Is your dog showing reluctance or struggling to jump up or down from furniture, or negotiating steps?
Are they slowing down and/or avoiding obstacles during agility or jumping?
Changes in temperament
Has your dog started being less tolerant of touch, seeking less social contact or refusing to play with people or other animals like usual?
Growling or teeth baring are late signs a dog is uncomfortable either physically or psychologically.
Recent trauma or surgery
Has he your dog had any falls or slips, or been barreled by another dog in play?
Is your dog progressing as expected with rehabilitation after surgery or showing signs she that they need some help recovering from surgery?
Aging or degenerative processes
Has he your dog been diagnosed with osteoarthritis in any joints of the limbs or spine, either primary or subsequent to an injury?

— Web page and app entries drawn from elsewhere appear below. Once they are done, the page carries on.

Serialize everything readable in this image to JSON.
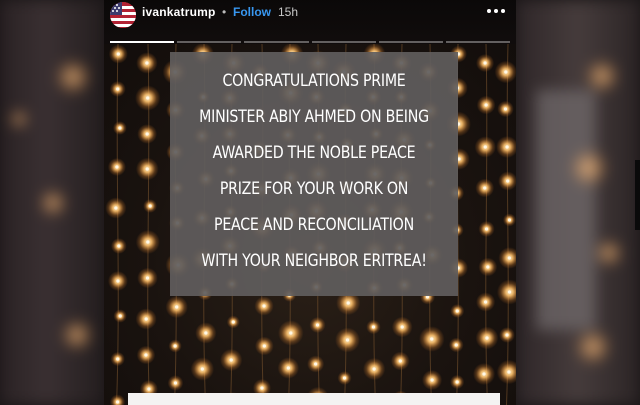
{
  "story": {
    "username": "ivankatrump",
    "separator": "•",
    "follow_label": "Follow",
    "timestamp": "15h",
    "more_icon": "more-horizontal-icon",
    "avatar_icon": "flag-avatar-icon",
    "progress": {
      "segments": 6,
      "active_index": 0
    }
  },
  "card": {
    "lines": [
      "CONGRATULATIONS PRIME",
      "MINISTER ABIY AHMED ON BEING",
      "AWARDED THE NOBLE PEACE",
      "PRIZE FOR YOUR WORK ON",
      "PEACE AND RECONCILIATION",
      "WITH YOUR NEIGHBOR ERITREA!"
    ]
  },
  "colors": {
    "follow": "#3897f0",
    "card_background": "#605c5c",
    "light_glow": "#ffb35a"
  }
}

Are they simply slowing down as she they get older and finding it tougher to get going after rest?
Less obvious signs of pain or altered nervous system function
Has your dog been excessively licking or chewing at a limb or body part?
Are they showing signs of weakness in the back or front end?
Have they been diagnosed by the vet and being managed for neurological conditions such as Wobblers syndrome or Disc Disease?
Some of these presentations are ones which Osteopathy can bring a full resolution to the problem, such as when there is simple restriction after a slip, fall or jarring. Some require ongoing maintenance treatment to help the dog as the process of healing occurs at the rate the body can heal, for example after a successful cruciate repair, or helping a dog who has had an amputation adjust to life without a leg at each corner. Finally some can simply be assisted in maintaining the best function of the surrounding areas of the body, so that the problematic area causes the least impact upon the dogs daily life.
How Canine Ostepathic treatment helped Roly the Jack Russell
Occasionally these cases surprise you and make an almost miraculous turn around, like one wonderful little Jack Russell Terrier “Roly” who presented with full hind limb paralysis. Roly had 3 treatments over the space of a month, and along with veterinary management involving medication to manage pain and bandaging to protect his limbs, and some simple home exercises I prescribed for his owners to carry out, he was up and walking, albeit with reduced coordination. I next saw him almost a year later when visiting his owner to work on one of her horses and could hardly believe when I saw him leaping around the place as though there had never been a problem. He is a perfect example of how sometimes, simply giving their systems the space to heal by removing any restrictive roadblocks can reap huge rewards.
I am very excited to have the opportunity to work with the K9 SWiM team, and have access to the vast skills and knowledge base of the rest of the team, not to mention the ability for my clients to access the hugely beneficial hydrotherapy options.
I greatly look forward to helping your dogs achieve their best physical health in 2018, Initial consultation with you and your dog is generally up to one hour and then subsequent consultations are up to forty five minutes. If you have any queries please don’t hesitate to contact me on 0452 472 959